● **What to produce**
Only the number is wanted: count the lines in the data with "kitten" in them.
☆ ☆ ☆
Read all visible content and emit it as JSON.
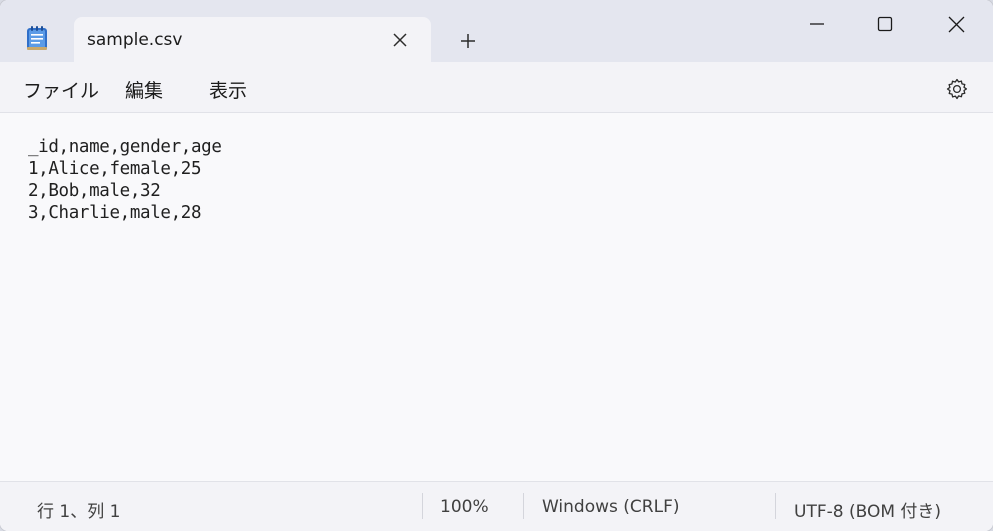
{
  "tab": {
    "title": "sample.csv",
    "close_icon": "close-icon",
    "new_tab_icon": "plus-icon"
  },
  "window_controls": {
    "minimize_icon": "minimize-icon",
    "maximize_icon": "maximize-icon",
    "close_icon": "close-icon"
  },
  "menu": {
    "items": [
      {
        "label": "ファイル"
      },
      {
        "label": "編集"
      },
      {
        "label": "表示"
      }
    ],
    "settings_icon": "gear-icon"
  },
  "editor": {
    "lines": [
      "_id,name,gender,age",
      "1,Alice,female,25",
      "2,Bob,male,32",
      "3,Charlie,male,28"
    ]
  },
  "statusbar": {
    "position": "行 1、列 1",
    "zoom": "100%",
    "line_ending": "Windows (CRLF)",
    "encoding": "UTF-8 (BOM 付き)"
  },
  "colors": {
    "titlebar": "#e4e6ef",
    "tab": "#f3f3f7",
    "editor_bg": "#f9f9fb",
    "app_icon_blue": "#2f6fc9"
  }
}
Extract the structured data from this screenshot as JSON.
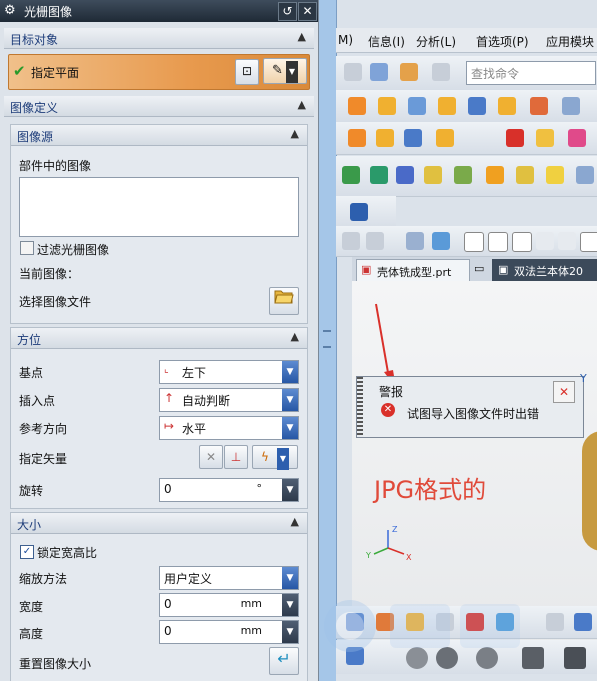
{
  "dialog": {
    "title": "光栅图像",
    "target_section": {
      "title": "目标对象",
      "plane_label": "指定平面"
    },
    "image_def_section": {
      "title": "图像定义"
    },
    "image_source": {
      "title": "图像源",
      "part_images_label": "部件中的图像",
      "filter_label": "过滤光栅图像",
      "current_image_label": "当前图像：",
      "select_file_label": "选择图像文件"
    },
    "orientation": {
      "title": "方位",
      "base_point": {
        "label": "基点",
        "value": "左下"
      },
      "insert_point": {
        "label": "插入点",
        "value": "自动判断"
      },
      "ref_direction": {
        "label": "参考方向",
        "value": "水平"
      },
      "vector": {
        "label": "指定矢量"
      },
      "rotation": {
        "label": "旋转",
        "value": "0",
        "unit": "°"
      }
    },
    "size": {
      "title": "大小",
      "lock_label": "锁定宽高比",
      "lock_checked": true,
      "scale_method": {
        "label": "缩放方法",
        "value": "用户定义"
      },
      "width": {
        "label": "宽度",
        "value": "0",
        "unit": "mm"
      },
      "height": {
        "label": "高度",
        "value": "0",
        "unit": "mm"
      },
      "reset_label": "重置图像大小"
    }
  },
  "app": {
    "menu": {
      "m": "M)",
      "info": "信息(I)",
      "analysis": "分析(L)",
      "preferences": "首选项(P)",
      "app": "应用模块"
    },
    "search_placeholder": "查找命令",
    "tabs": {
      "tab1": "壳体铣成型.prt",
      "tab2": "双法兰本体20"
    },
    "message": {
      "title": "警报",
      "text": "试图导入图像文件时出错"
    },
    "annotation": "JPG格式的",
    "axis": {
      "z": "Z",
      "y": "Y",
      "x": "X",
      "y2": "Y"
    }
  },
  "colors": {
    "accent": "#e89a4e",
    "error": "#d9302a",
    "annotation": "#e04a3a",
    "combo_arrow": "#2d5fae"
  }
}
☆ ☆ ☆
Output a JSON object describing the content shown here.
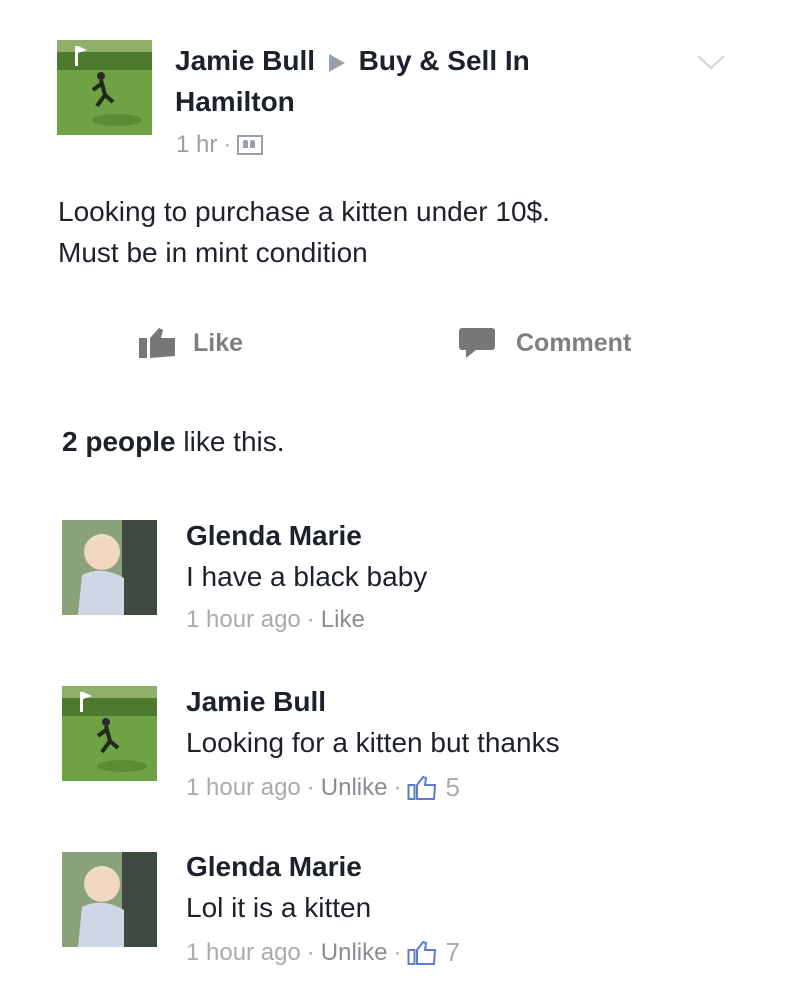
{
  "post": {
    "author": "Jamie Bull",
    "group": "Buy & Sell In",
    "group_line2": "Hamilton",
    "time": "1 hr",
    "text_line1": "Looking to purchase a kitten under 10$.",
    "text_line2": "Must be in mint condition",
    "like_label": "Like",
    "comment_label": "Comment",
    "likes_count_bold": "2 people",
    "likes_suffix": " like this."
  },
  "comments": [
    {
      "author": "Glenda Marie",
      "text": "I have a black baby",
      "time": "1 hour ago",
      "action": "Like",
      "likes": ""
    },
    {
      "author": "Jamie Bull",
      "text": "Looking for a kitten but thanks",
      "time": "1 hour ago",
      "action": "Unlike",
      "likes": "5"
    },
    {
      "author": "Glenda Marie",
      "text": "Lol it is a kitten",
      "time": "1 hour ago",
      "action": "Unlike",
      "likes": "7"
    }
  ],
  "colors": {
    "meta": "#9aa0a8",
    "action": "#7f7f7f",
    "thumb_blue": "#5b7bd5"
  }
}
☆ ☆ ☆
● **Expected answer**
3